**Task prompt**
All of the entries below should be printed exactly; the pictures are to be left out.

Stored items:
________________

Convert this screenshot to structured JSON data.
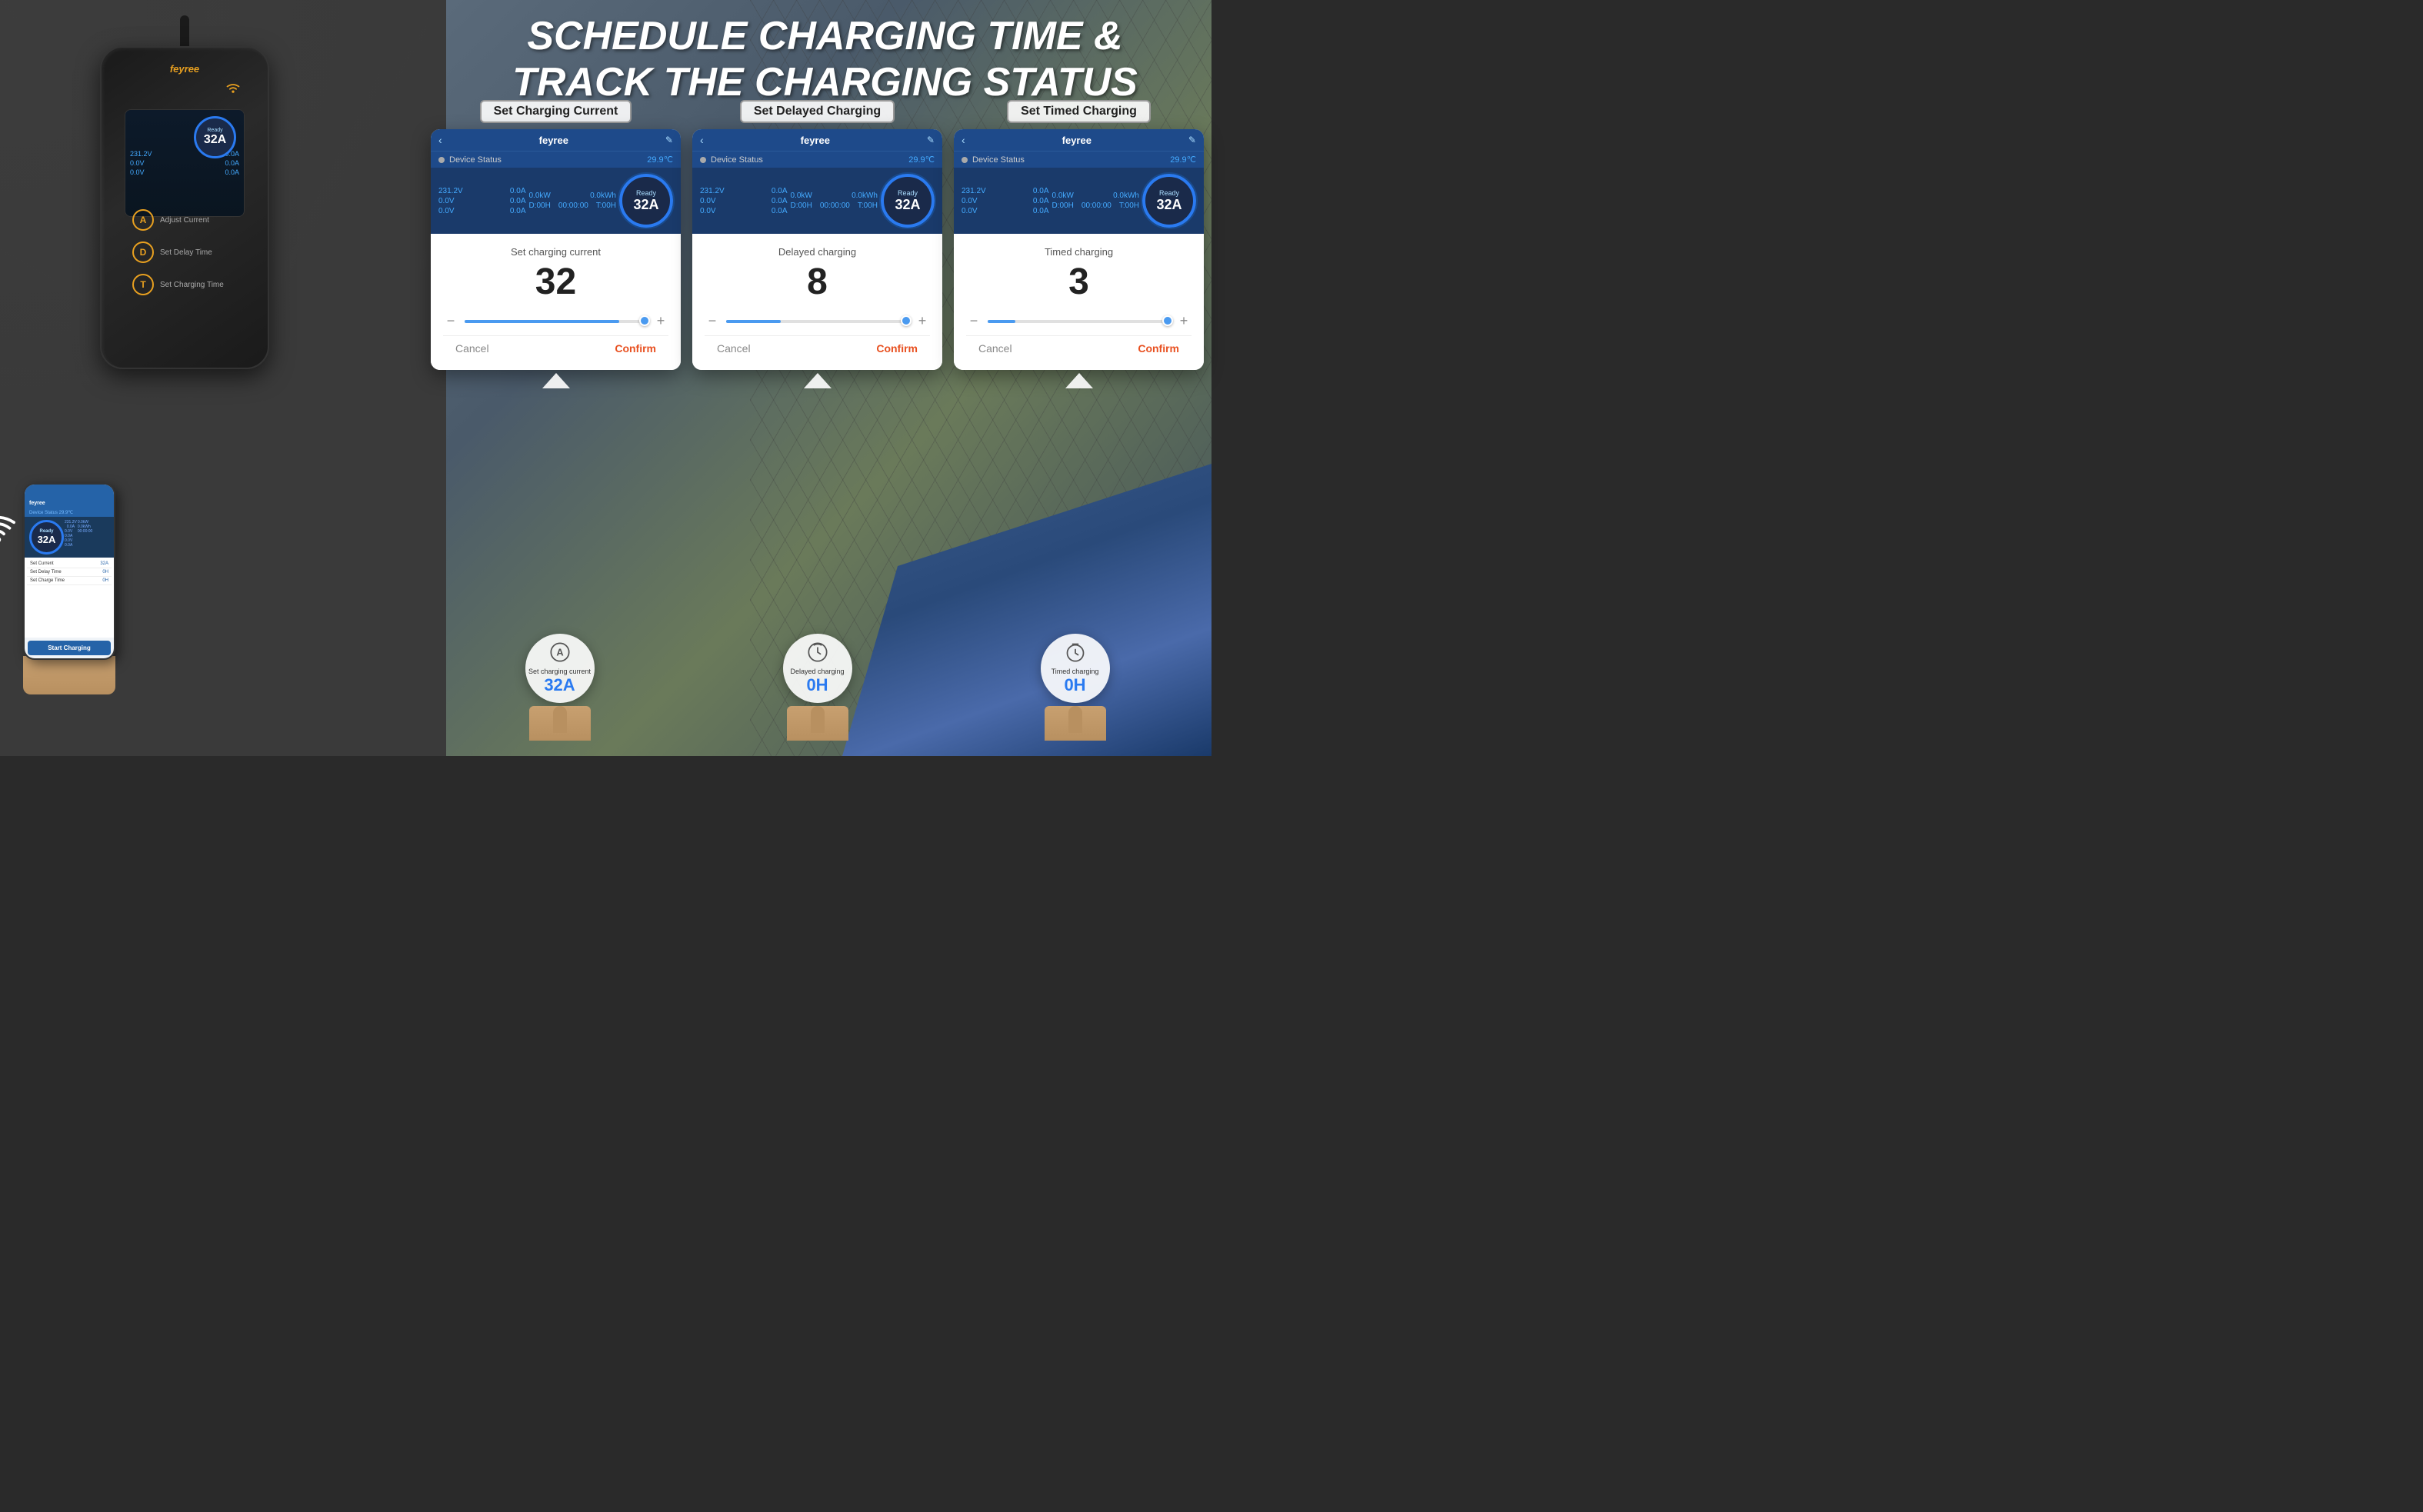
{
  "page": {
    "title": "Schedule Charging Time & Track The Charging Status",
    "title_line1": "SCHEDULE CHARGING TIME &",
    "title_line2": "TRACK THE CHARGING STATUS"
  },
  "panels": [
    {
      "id": "set-charging-current",
      "label": "Set Charging Current",
      "app_title": "feyree",
      "device_status": "Device Status",
      "temperature": "29.9℃",
      "voltage1": "231.2V",
      "current1": "0.0A",
      "voltage2": "0.0V",
      "current2": "0.0A",
      "voltage3": "0.0V",
      "current3": "0.0A",
      "power": "0.0kW",
      "energy": "0.0kWh",
      "duration": "D:00H",
      "time": "00:00:00",
      "timer": "T:00H",
      "gauge_status": "Ready",
      "gauge_value": "32A",
      "dialog_title": "Set charging current",
      "dialog_value": "32",
      "slider_fill_pct": 85,
      "cancel_label": "Cancel",
      "confirm_label": "Confirm"
    },
    {
      "id": "delayed-charging",
      "label": "Set Delayed Charging",
      "app_title": "feyree",
      "device_status": "Device Status",
      "temperature": "29.9℃",
      "voltage1": "231.2V",
      "current1": "0.0A",
      "voltage2": "0.0V",
      "current2": "0.0A",
      "voltage3": "0.0V",
      "current3": "0.0A",
      "power": "0.0kW",
      "energy": "0.0kWh",
      "duration": "D:00H",
      "time": "00:00:00",
      "timer": "T:00H",
      "gauge_status": "Ready",
      "gauge_value": "32A",
      "dialog_title": "Delayed charging",
      "dialog_value": "8",
      "slider_fill_pct": 30,
      "cancel_label": "Cancel",
      "confirm_label": "Confirm"
    },
    {
      "id": "timed-charging",
      "label": "Set Timed Charging",
      "app_title": "feyree",
      "device_status": "Device Status",
      "temperature": "29.9℃",
      "voltage1": "231.2V",
      "current1": "0.0A",
      "voltage2": "0.0V",
      "current2": "0.0A",
      "voltage3": "0.0V",
      "current3": "0.0A",
      "power": "0.0kW",
      "energy": "0.0kWh",
      "duration": "D:00H",
      "time": "00:00:00",
      "timer": "T:00H",
      "gauge_status": "Ready",
      "gauge_value": "32A",
      "dialog_title": "Timed charging",
      "dialog_value": "3",
      "slider_fill_pct": 15,
      "cancel_label": "Cancel",
      "confirm_label": "Confirm"
    }
  ],
  "bottom_buttons": [
    {
      "icon": "Ⓐ",
      "label": "Set charging\ncurrent",
      "value": "32A"
    },
    {
      "icon": "↺",
      "label": "Delayed charging",
      "value": "0H"
    },
    {
      "icon": "⏱",
      "label": "Timed charging",
      "value": "0H"
    }
  ],
  "charger": {
    "brand": "feyree",
    "wifi_icon": "wifi",
    "btn_a_label": "Adjust Current",
    "btn_d_label": "Set Delay Time",
    "btn_t_label": "Set Charging Time"
  },
  "phone": {
    "app_name": "feyree",
    "device_status": "Device Status  29.9℃",
    "metrics": [
      "231.2V",
      "0.0A",
      "0.0V",
      "0.0A",
      "0.0V",
      "0.0A"
    ],
    "power": "0.0kW",
    "energy": "0.0kWh",
    "duration": "D:00H",
    "time": "00:00:00",
    "timer": "T:00H",
    "gauge_value": "32A",
    "list_items": [
      {
        "label": "Set Current",
        "value": "32A"
      },
      {
        "label": "Set Delay Time",
        "value": "0H"
      },
      {
        "label": "Set Charge Time",
        "value": "0H"
      }
    ],
    "start_btn": "Start Charging"
  }
}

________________

**Written solution**
Convert this screenshot to structured JSON data.
{
  "page": {
    "title": "Schedule Charging Time & Track The Charging Status",
    "title_line1": "SCHEDULE CHARGING TIME &",
    "title_line2": "TRACK THE CHARGING STATUS"
  },
  "panels": [
    {
      "id": "set-charging-current",
      "label": "Set Charging Current",
      "app_title": "feyree",
      "device_status": "Device Status",
      "temperature": "29.9℃",
      "voltage1": "231.2V",
      "current1": "0.0A",
      "voltage2": "0.0V",
      "current2": "0.0A",
      "voltage3": "0.0V",
      "current3": "0.0A",
      "power": "0.0kW",
      "energy": "0.0kWh",
      "duration": "D:00H",
      "time": "00:00:00",
      "timer": "T:00H",
      "gauge_status": "Ready",
      "gauge_value": "32A",
      "dialog_title": "Set charging current",
      "dialog_value": "32",
      "slider_fill_pct": 85,
      "cancel_label": "Cancel",
      "confirm_label": "Confirm"
    },
    {
      "id": "delayed-charging",
      "label": "Set Delayed Charging",
      "app_title": "feyree",
      "device_status": "Device Status",
      "temperature": "29.9℃",
      "voltage1": "231.2V",
      "current1": "0.0A",
      "voltage2": "0.0V",
      "current2": "0.0A",
      "voltage3": "0.0V",
      "current3": "0.0A",
      "power": "0.0kW",
      "energy": "0.0kWh",
      "duration": "D:00H",
      "time": "00:00:00",
      "timer": "T:00H",
      "gauge_status": "Ready",
      "gauge_value": "32A",
      "dialog_title": "Delayed charging",
      "dialog_value": "8",
      "slider_fill_pct": 30,
      "cancel_label": "Cancel",
      "confirm_label": "Confirm"
    },
    {
      "id": "timed-charging",
      "label": "Set Timed Charging",
      "app_title": "feyree",
      "device_status": "Device Status",
      "temperature": "29.9℃",
      "voltage1": "231.2V",
      "current1": "0.0A",
      "voltage2": "0.0V",
      "current2": "0.0A",
      "voltage3": "0.0V",
      "current3": "0.0A",
      "power": "0.0kW",
      "energy": "0.0kWh",
      "duration": "D:00H",
      "time": "00:00:00",
      "timer": "T:00H",
      "gauge_status": "Ready",
      "gauge_value": "32A",
      "dialog_title": "Timed charging",
      "dialog_value": "3",
      "slider_fill_pct": 15,
      "cancel_label": "Cancel",
      "confirm_label": "Confirm"
    }
  ],
  "bottom_buttons": [
    {
      "icon": "Ⓐ",
      "label": "Set charging\ncurrent",
      "value": "32A"
    },
    {
      "icon": "↺",
      "label": "Delayed charging",
      "value": "0H"
    },
    {
      "icon": "⏱",
      "label": "Timed charging",
      "value": "0H"
    }
  ],
  "charger": {
    "brand": "feyree",
    "wifi_icon": "wifi",
    "btn_a_label": "Adjust Current",
    "btn_d_label": "Set Delay Time",
    "btn_t_label": "Set Charging Time"
  },
  "phone": {
    "app_name": "feyree",
    "device_status": "Device Status  29.9℃",
    "metrics": [
      "231.2V",
      "0.0A",
      "0.0V",
      "0.0A",
      "0.0V",
      "0.0A"
    ],
    "power": "0.0kW",
    "energy": "0.0kWh",
    "duration": "D:00H",
    "time": "00:00:00",
    "timer": "T:00H",
    "gauge_value": "32A",
    "list_items": [
      {
        "label": "Set Current",
        "value": "32A"
      },
      {
        "label": "Set Delay Time",
        "value": "0H"
      },
      {
        "label": "Set Charge Time",
        "value": "0H"
      }
    ],
    "start_btn": "Start Charging"
  }
}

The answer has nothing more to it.